The staff was all gathered around a couple of booths, drinking coffee and talking, mainly about the weather. I was talking in a very dramatic fashion (incidentally, this is usually the only way I talk about anything) about my drive to work. I said, “It was crazy! I had to drive so slowly, because black ice was everywhere! It was so dangerous!”
Chef had come out of the kitchen and joined the group shortly before I said this, because he was in the kitchen making gumbo. Yes, we took full advantage of his New Orleans roots. I was facing him, and his face changed when I said that. He was visibly angry, which was confusing. I didn’t know if perhaps he had some inexplicable fondness for black ice, or if he just thought I should be a more confident driver than that and was disappointed, or what was going through his head, until he said, “I can’t believe you would say something like that. I really thought you were better than that.”
I went ahead and apologized, even though I really didn’t understand what was happening, and I had that feeling in my stomach that I get when I know I’ve hurt someone. I followed him out of the room and apologized again, and said I’d like to understand what it was in what I said that offended him.
He exploded with anger. “So, you’re scared of black guys, huh? You can’t drive slowly when there are black guys on the road, because that’s too scary?”
And, I exploded with laughter, because of course, this was not even remotely close to what I had said. I explained, “First, I said “black ice.” Totally, totally different. Second, you were correct, I AM better than that! I would never say something so terribly racist! Third, ‘black guys was everywhere’?! In what context would I ever say something so grammatically horrible?” I take racial equality very seriously, and I take grammar almost as seriously. I then had to explain the concept of “black ice” because this is a term with which they are not familiar in Louisiana, which was probably the root of this misunderstanding, really.

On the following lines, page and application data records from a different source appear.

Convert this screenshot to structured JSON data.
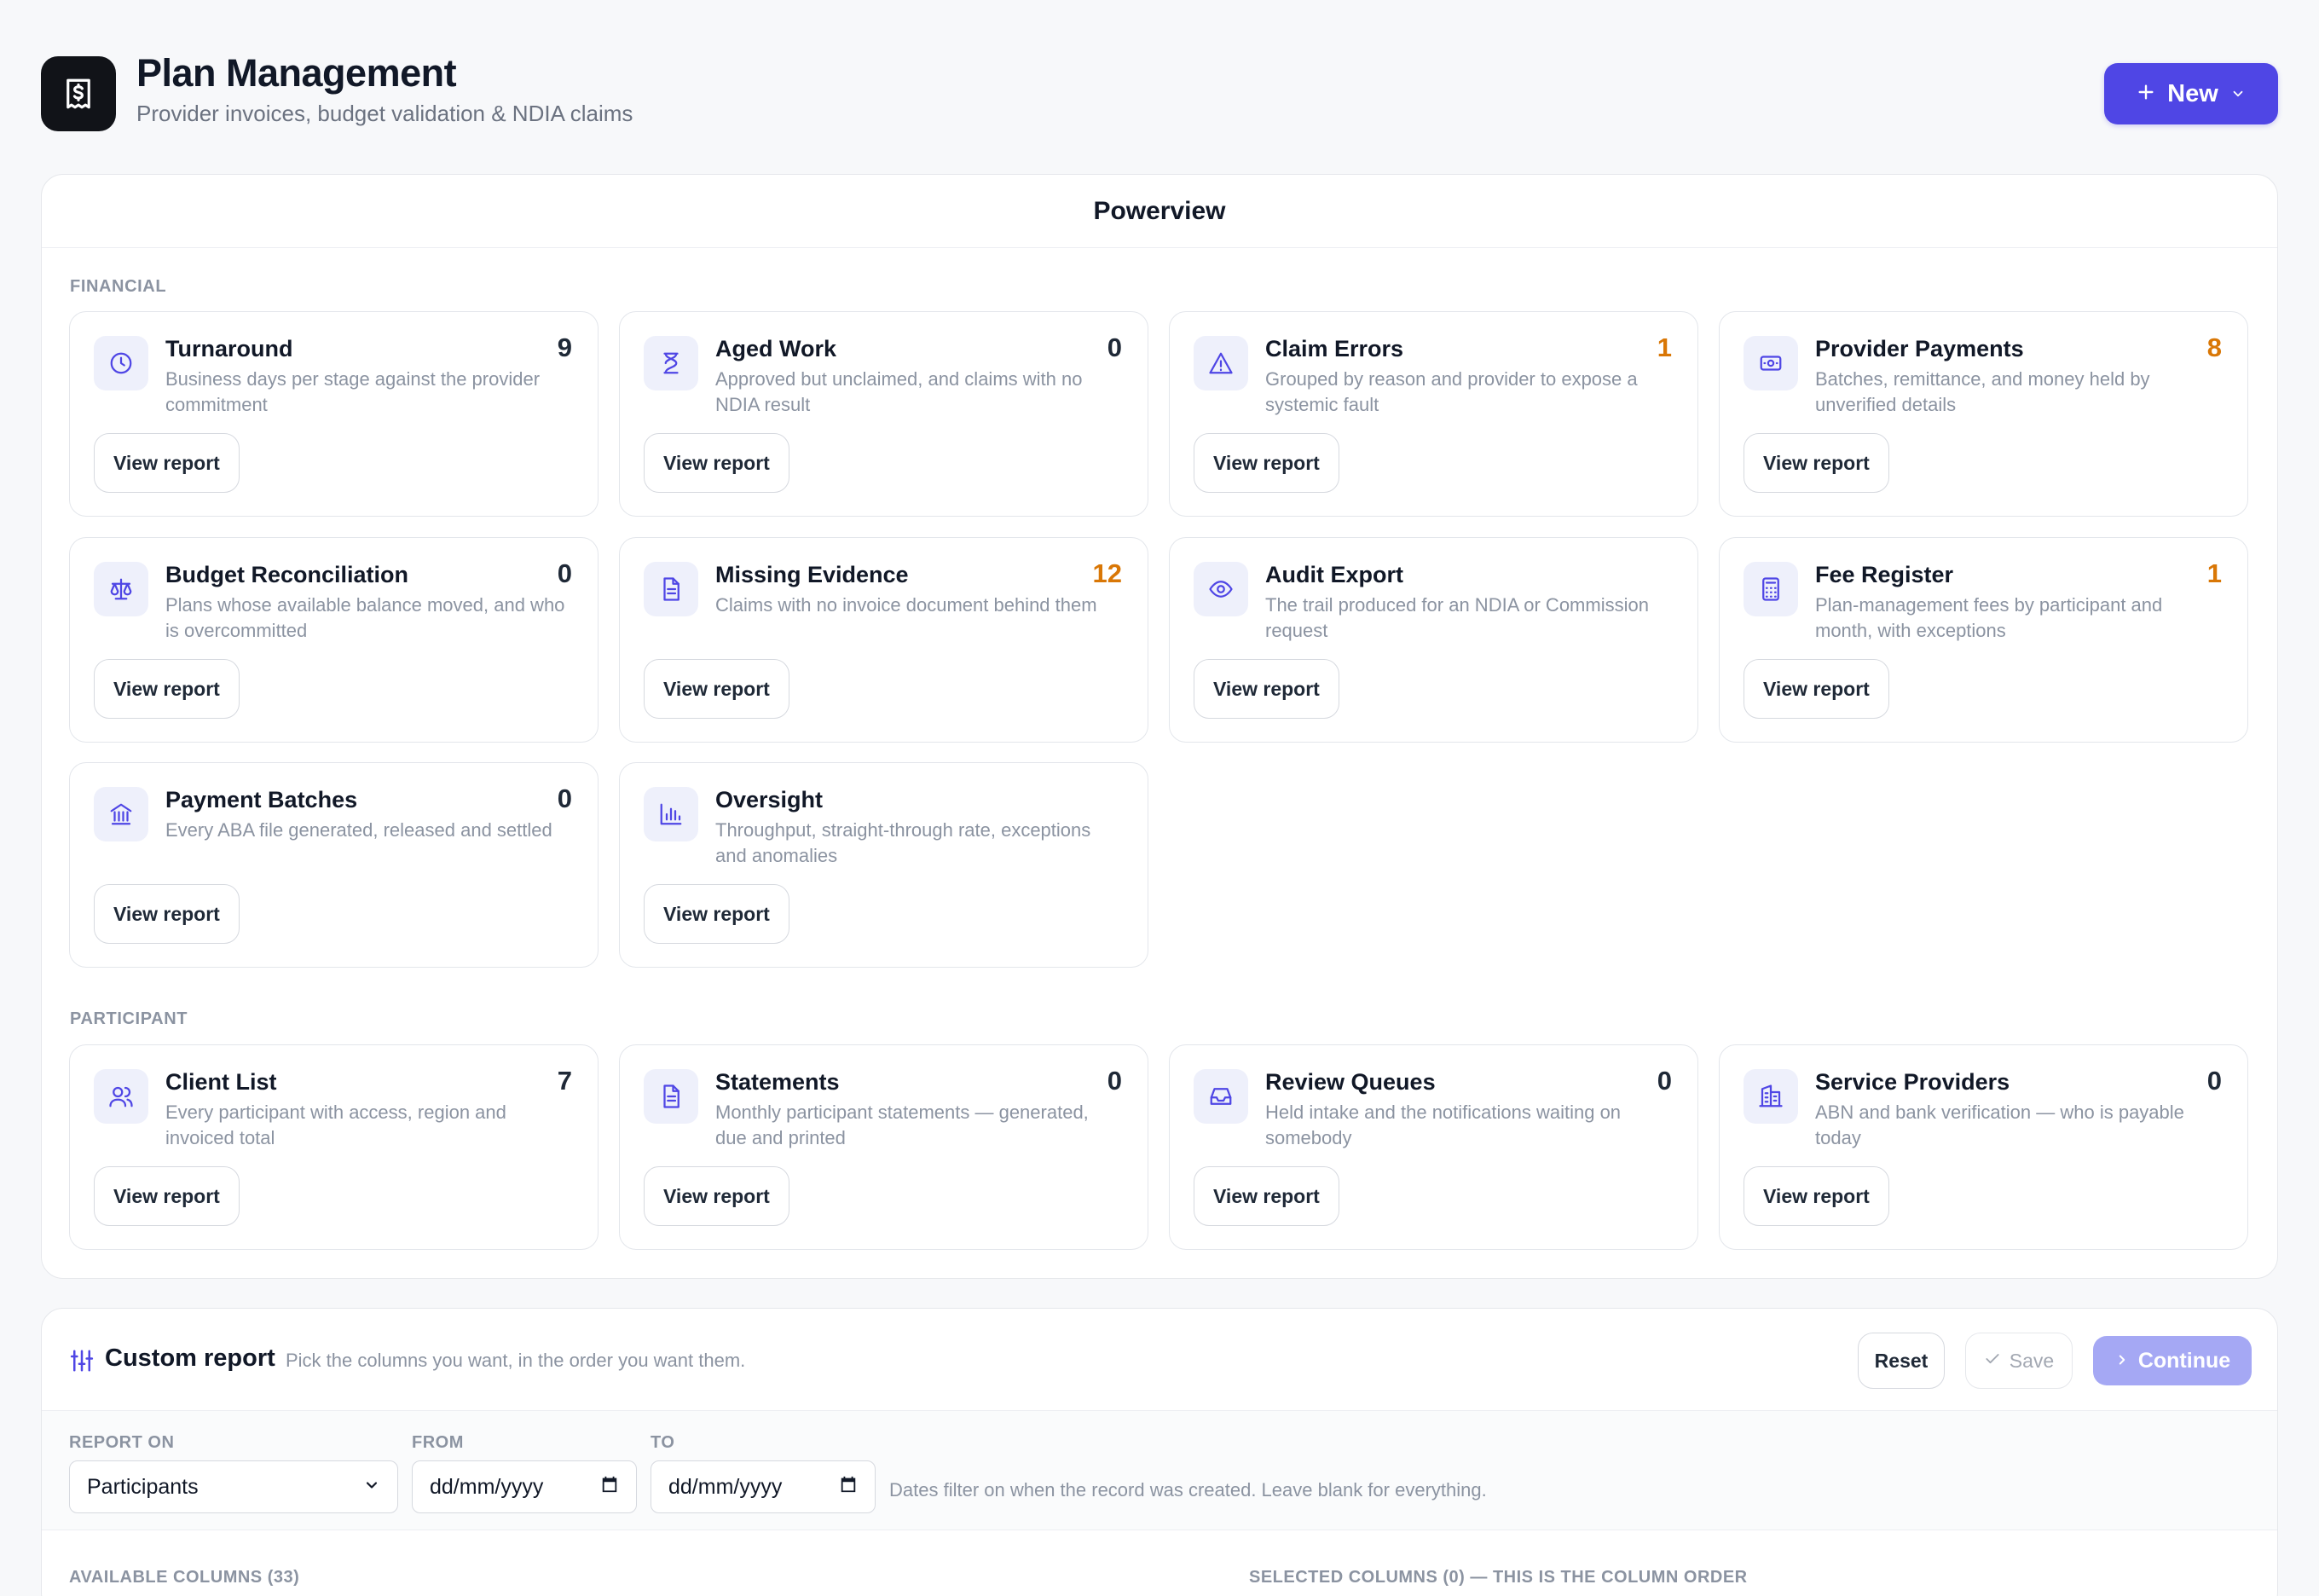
{
  "header": {
    "title": "Plan Management",
    "subtitle": "Provider invoices, budget validation & NDIA claims",
    "new_button": "New",
    "logo_icon": "dollar-receipt-icon"
  },
  "powerview": {
    "title": "Powerview",
    "sections": {
      "financial": "FINANCIAL",
      "participant": "PARTICIPANT"
    },
    "view_label": "View report",
    "cards": [
      {
        "title": "Turnaround",
        "count": "9",
        "desc": "Business days per stage against the provider commitment",
        "icon": "clock-icon"
      },
      {
        "title": "Aged Work",
        "count": "0",
        "desc": "Approved but unclaimed, and claims with no NDIA result",
        "icon": "hourglass-icon"
      },
      {
        "title": "Claim Errors",
        "count": "1",
        "desc": "Grouped by reason and provider to expose a systemic fault",
        "icon": "warning-icon"
      },
      {
        "title": "Provider Payments",
        "count": "8",
        "desc": "Batches, remittance, and money held by unverified details",
        "icon": "banknote-icon"
      },
      {
        "title": "Budget Reconciliation",
        "count": "0",
        "desc": "Plans whose available balance moved, and who is overcommitted",
        "icon": "scale-icon"
      },
      {
        "title": "Missing Evidence",
        "count": "12",
        "desc": "Claims with no invoice document behind them",
        "icon": "document-icon"
      },
      {
        "title": "Audit Export",
        "count": "",
        "desc": "The trail produced for an NDIA or Commission request",
        "icon": "eye-icon"
      },
      {
        "title": "Fee Register",
        "count": "1",
        "desc": "Plan-management fees by participant and month, with exceptions",
        "icon": "calculator-icon"
      },
      {
        "title": "Payment Batches",
        "count": "0",
        "desc": "Every ABA file generated, released and settled",
        "icon": "bank-icon"
      },
      {
        "title": "Oversight",
        "count": "",
        "desc": "Throughput, straight-through rate, exceptions and anomalies",
        "icon": "bar-chart-icon"
      },
      {
        "title": "Client List",
        "count": "7",
        "desc": "Every participant with access, region and invoiced total",
        "icon": "users-icon"
      },
      {
        "title": "Statements",
        "count": "0",
        "desc": "Monthly participant statements — generated, due and printed",
        "icon": "document-icon"
      },
      {
        "title": "Review Queues",
        "count": "0",
        "desc": "Held intake and the notifications waiting on somebody",
        "icon": "inbox-icon"
      },
      {
        "title": "Service Providers",
        "count": "0",
        "desc": "ABN and bank verification — who is payable today",
        "icon": "building-icon"
      }
    ]
  },
  "custom_report": {
    "title": "Custom report",
    "hint": "Pick the columns you want, in the order you want them.",
    "reset": "Reset",
    "save": "Save",
    "continue": "Continue",
    "report_on_label": "REPORT ON",
    "report_on_value": "Participants",
    "from_label": "FROM",
    "from_placeholder": "dd/mm/yyyy",
    "to_label": "TO",
    "to_placeholder": "dd/mm/yyyy",
    "dates_hint": "Dates filter on when the record was created. Leave blank for everything.",
    "available_columns": "AVAILABLE COLUMNS (33)",
    "selected_columns": "SELECTED COLUMNS (0) — THIS IS THE COLUMN ORDER"
  },
  "colors": {
    "accent": "#4f46e5",
    "warn": "#d97706",
    "icon": "#4f46e5"
  }
}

Sadly, Chef passed away a couple of years after the restaurant shut down. He had this congenital heart defect that was always a matter of concern for him, and he succumbed to complications from it. He was only 29 at the time. Every time I hear the term “black ice” I think of him and remember him fondly, and have a good laugh about this ridiculous misunderstanding.